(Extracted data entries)

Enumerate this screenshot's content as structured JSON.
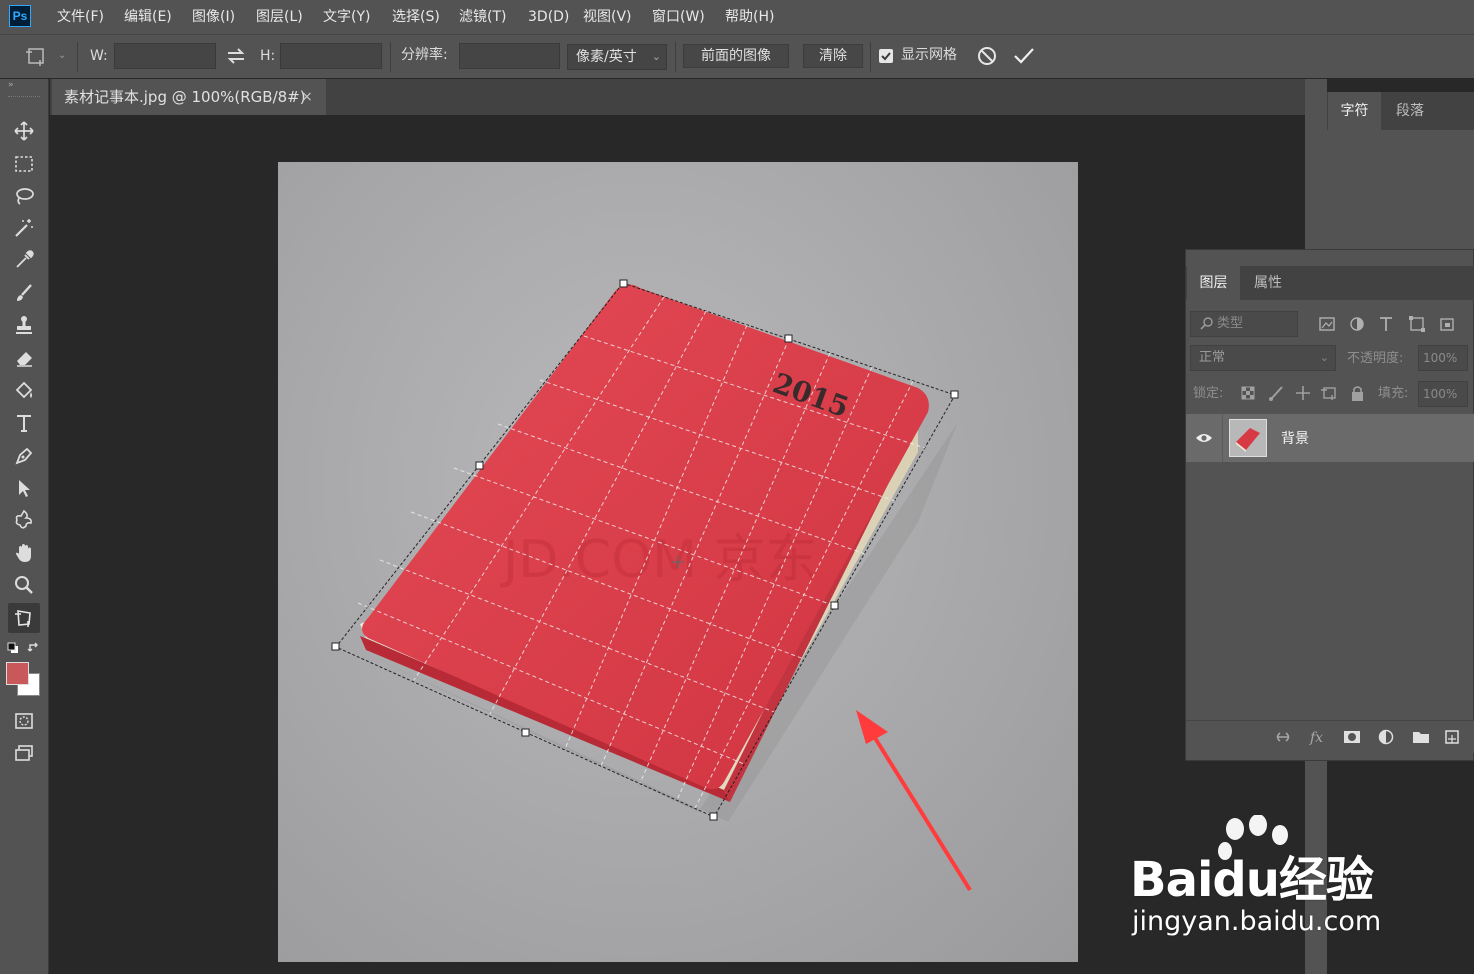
{
  "app": {
    "logo": "Ps"
  },
  "menu": [
    "文件(F)",
    "编辑(E)",
    "图像(I)",
    "图层(L)",
    "文字(Y)",
    "选择(S)",
    "滤镜(T)",
    "3D(D)",
    "视图(V)",
    "窗口(W)",
    "帮助(H)"
  ],
  "options": {
    "w_label": "W:",
    "w_value": "",
    "h_label": "H:",
    "h_value": "",
    "resolution_label": "分辨率:",
    "resolution_value": "",
    "units": "像素/英寸",
    "front_image": "前面的图像",
    "clear": "清除",
    "show_grid_label": "显示网格",
    "show_grid_checked": true
  },
  "document": {
    "tab_title": "素材记事本.jpg @ 100%(RGB/8#)",
    "close_glyph": "×",
    "book_year": "2015",
    "faint_watermark": "JD.COM 京东"
  },
  "char_panel": {
    "tabs": [
      "字符",
      "段落"
    ]
  },
  "layers_panel": {
    "tabs": [
      "图层",
      "属性"
    ],
    "filter_placeholder": "类型",
    "blend_mode": "正常",
    "opacity_label": "不透明度:",
    "opacity_value": "100%",
    "lock_label": "锁定:",
    "fill_label": "填充:",
    "fill_value": "100%",
    "layers": [
      {
        "name": "背景",
        "visible": true
      }
    ]
  },
  "watermark": {
    "brand": "Baidu经验",
    "url": "jingyan.baidu.com"
  },
  "colors": {
    "accent": "#31a8ff",
    "book_red": "#d83a45",
    "foreground": "#c8585a",
    "arrow": "#ff3b3b"
  }
}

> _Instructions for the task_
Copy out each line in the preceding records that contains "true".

> _Answer space_
    "show_grid_checked": true
        "visible": true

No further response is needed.